[Saved data entries]
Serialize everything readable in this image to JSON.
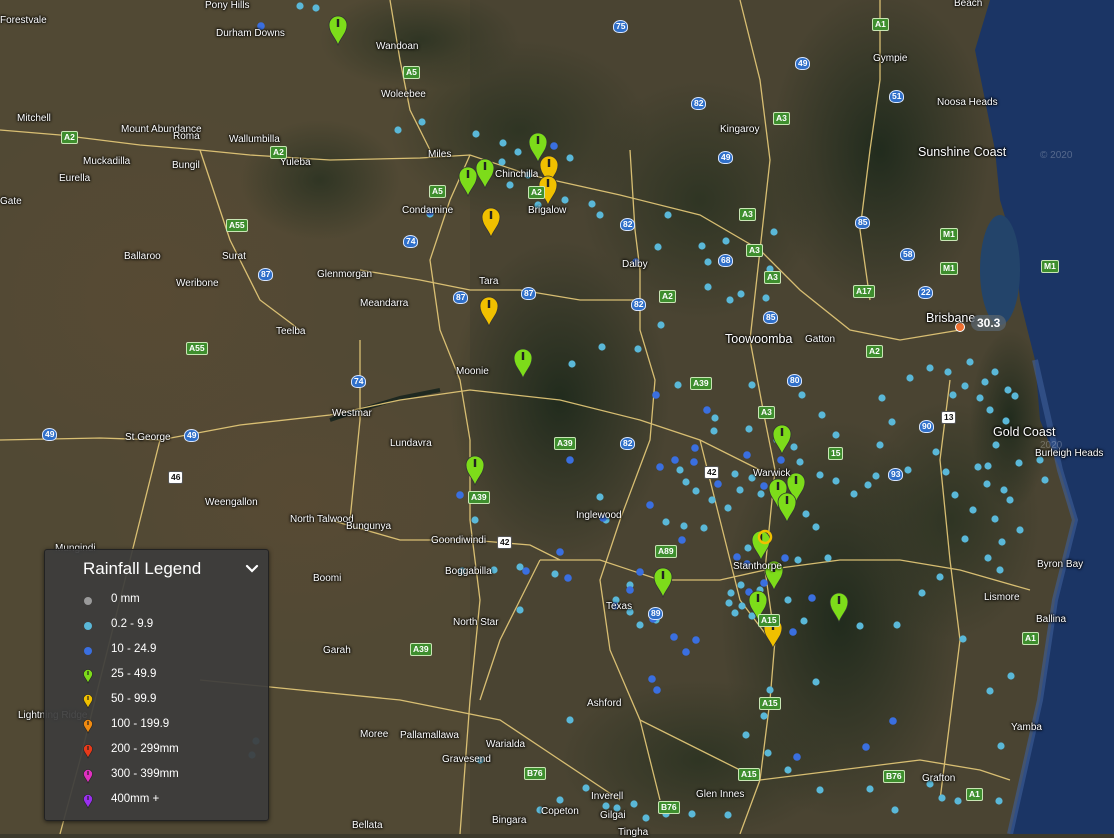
{
  "map": {
    "places": [
      {
        "name": "Pony Hills"
      },
      {
        "name": "Forestvale"
      },
      {
        "name": "Durham Downs"
      },
      {
        "name": "Wandoan"
      },
      {
        "name": "Woleebee"
      },
      {
        "name": "Beach"
      },
      {
        "name": "Gympie"
      },
      {
        "name": "Noosa Heads"
      },
      {
        "name": "Sunshine Coast"
      },
      {
        "name": "Kingaroy"
      },
      {
        "name": "Mitchell"
      },
      {
        "name": "Mount Abundance"
      },
      {
        "name": "Roma"
      },
      {
        "name": "Wallumbilla"
      },
      {
        "name": "Muckadilla"
      },
      {
        "name": "Bungil"
      },
      {
        "name": "Yuleba"
      },
      {
        "name": "Miles"
      },
      {
        "name": "Chinchilla"
      },
      {
        "name": "Eurella"
      },
      {
        "name": "Gate"
      },
      {
        "name": "Condamine"
      },
      {
        "name": "Brigalow"
      },
      {
        "name": "Ballaroo"
      },
      {
        "name": "Surat"
      },
      {
        "name": "Weribone"
      },
      {
        "name": "Glenmorgan"
      },
      {
        "name": "Tara"
      },
      {
        "name": "Dalby"
      },
      {
        "name": "Meandarra"
      },
      {
        "name": "Brisbane"
      },
      {
        "name": "Teelba"
      },
      {
        "name": "Toowoomba"
      },
      {
        "name": "Gatton"
      },
      {
        "name": "Moonie"
      },
      {
        "name": "Westmar"
      },
      {
        "name": "Gold Coast"
      },
      {
        "name": "St George"
      },
      {
        "name": "Lundavra"
      },
      {
        "name": "Burleigh Heads"
      },
      {
        "name": "Warwick"
      },
      {
        "name": "Weengallon"
      },
      {
        "name": "North Talwood"
      },
      {
        "name": "Bungunya"
      },
      {
        "name": "Inglewood"
      },
      {
        "name": "Goondiwindi"
      },
      {
        "name": "Boomi"
      },
      {
        "name": "Boggabilla"
      },
      {
        "name": "Stanthorpe"
      },
      {
        "name": "Byron Bay"
      },
      {
        "name": "Texas"
      },
      {
        "name": "Lismore"
      },
      {
        "name": "Ballina"
      },
      {
        "name": "North Star"
      },
      {
        "name": "Mungindi"
      },
      {
        "name": "Garah"
      },
      {
        "name": "Ashford"
      },
      {
        "name": "Yamba"
      },
      {
        "name": "Lightning Ridge"
      },
      {
        "name": "Moree"
      },
      {
        "name": "Pallamallawa"
      },
      {
        "name": "Warialda"
      },
      {
        "name": "Gravesend"
      },
      {
        "name": "Grafton"
      },
      {
        "name": "Glen Innes"
      },
      {
        "name": "Inverell"
      },
      {
        "name": "Copeton"
      },
      {
        "name": "Bingara"
      },
      {
        "name": "Bellata"
      },
      {
        "name": "Gilgai"
      },
      {
        "name": "Tingha"
      }
    ],
    "shields": [
      "A1",
      "75",
      "49",
      "A5",
      "82",
      "A3",
      "51",
      "A2",
      "A2",
      "49",
      "A2",
      "A5",
      "A3",
      "A55",
      "74",
      "82",
      "85",
      "M1",
      "87",
      "A3",
      "A3",
      "58",
      "M1",
      "68",
      "87",
      "87",
      "A2",
      "A17",
      "22",
      "M1",
      "82",
      "85",
      "A55",
      "A2",
      "74",
      "A39",
      "80",
      "90",
      "13",
      "49",
      "49",
      "A3",
      "46",
      "A39",
      "82",
      "15",
      "93",
      "A39",
      "42",
      "A89",
      "42",
      "89",
      "A15",
      "A39",
      "B76",
      "A15",
      "B76",
      "A1",
      "A1",
      "A15",
      "B76"
    ],
    "readout": "30.3"
  },
  "legend": {
    "title": "Rainfall Legend",
    "items": [
      {
        "label": "0 mm",
        "shape": "dot",
        "color": "#9a9a9a"
      },
      {
        "label": "0.2 - 9.9",
        "shape": "dot",
        "color": "#5ab8d8"
      },
      {
        "label": "10 - 24.9",
        "shape": "dot",
        "color": "#3a6fe0"
      },
      {
        "label": "25 - 49.9",
        "shape": "pin",
        "color": "#7ddc1a"
      },
      {
        "label": "50 - 99.9",
        "shape": "pin",
        "color": "#f0c000"
      },
      {
        "label": "100 - 199.9",
        "shape": "pin",
        "color": "#f08a10"
      },
      {
        "label": "200 - 299mm",
        "shape": "pin",
        "color": "#e83a1a"
      },
      {
        "label": "300 - 399mm",
        "shape": "pin",
        "color": "#e030c0"
      },
      {
        "label": "400mm +",
        "shape": "pin",
        "color": "#9a30f0"
      }
    ]
  },
  "colors": {
    "light_blue": "#5ab8d8",
    "dark_blue": "#3a6fe0",
    "green_pin": "#7ddc1a",
    "yellow_pin": "#f0c000",
    "orange_marker": "#f07030",
    "road": "#e8cc7a",
    "ocean": "#1b3565"
  }
}
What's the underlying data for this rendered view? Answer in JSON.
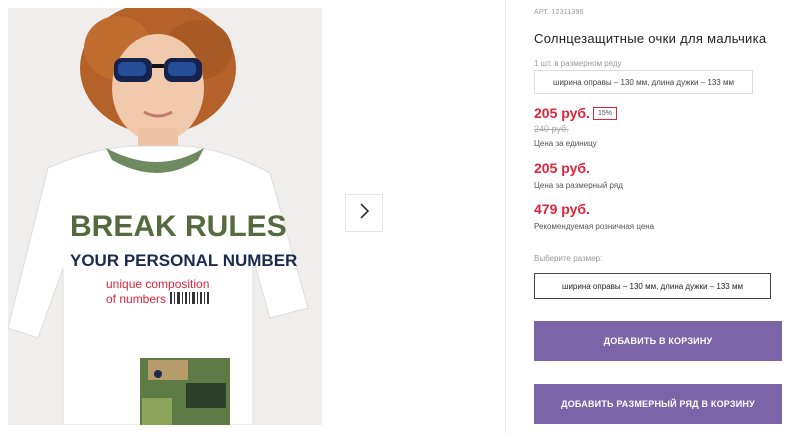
{
  "product": {
    "article": "АРТ. 12311396",
    "title": "Солнцезащитные очки для мальчика",
    "pack_label": "1 шт. в размерном ряду",
    "pack_value": "ширина оправы – 130 мм, длина дужки – 133 мм"
  },
  "prices": {
    "unit_price": "205 руб.",
    "discount": "15%",
    "old_price": "240 руб.",
    "unit_caption": "Цена за единицу",
    "row_price": "205 руб.",
    "row_caption": "Цена за размерный ряд",
    "retail_price": "479 руб.",
    "retail_caption": "Рекомендуемая розничная цена"
  },
  "size": {
    "label": "Выберите размер:",
    "selected": "ширина оправы – 130 мм, длина дужки – 133 мм"
  },
  "buttons": {
    "add_to_cart": "ДОБАВИТЬ В КОРЗИНУ",
    "add_row_to_cart": "ДОБАВИТЬ РАЗМЕРНЫЙ РЯД В КОРЗИНУ"
  },
  "photo": {
    "shirt_line1": "BREAK RULES",
    "shirt_line2": "YOUR PERSONAL NUMBER",
    "shirt_line3": "unique composition",
    "shirt_line4": "of numbers"
  },
  "colors": {
    "accent": "#7b64a8",
    "price": "#e0243a"
  },
  "icons": {
    "next": "chevron-right-icon"
  }
}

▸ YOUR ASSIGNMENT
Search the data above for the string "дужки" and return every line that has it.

▸ RESULT OF THE EXERCISE
    "pack_value": "ширина оправы – 130 мм, длина дужки – 133 мм"
    "selected": "ширина оправы – 130 мм, длина дужки – 133 мм"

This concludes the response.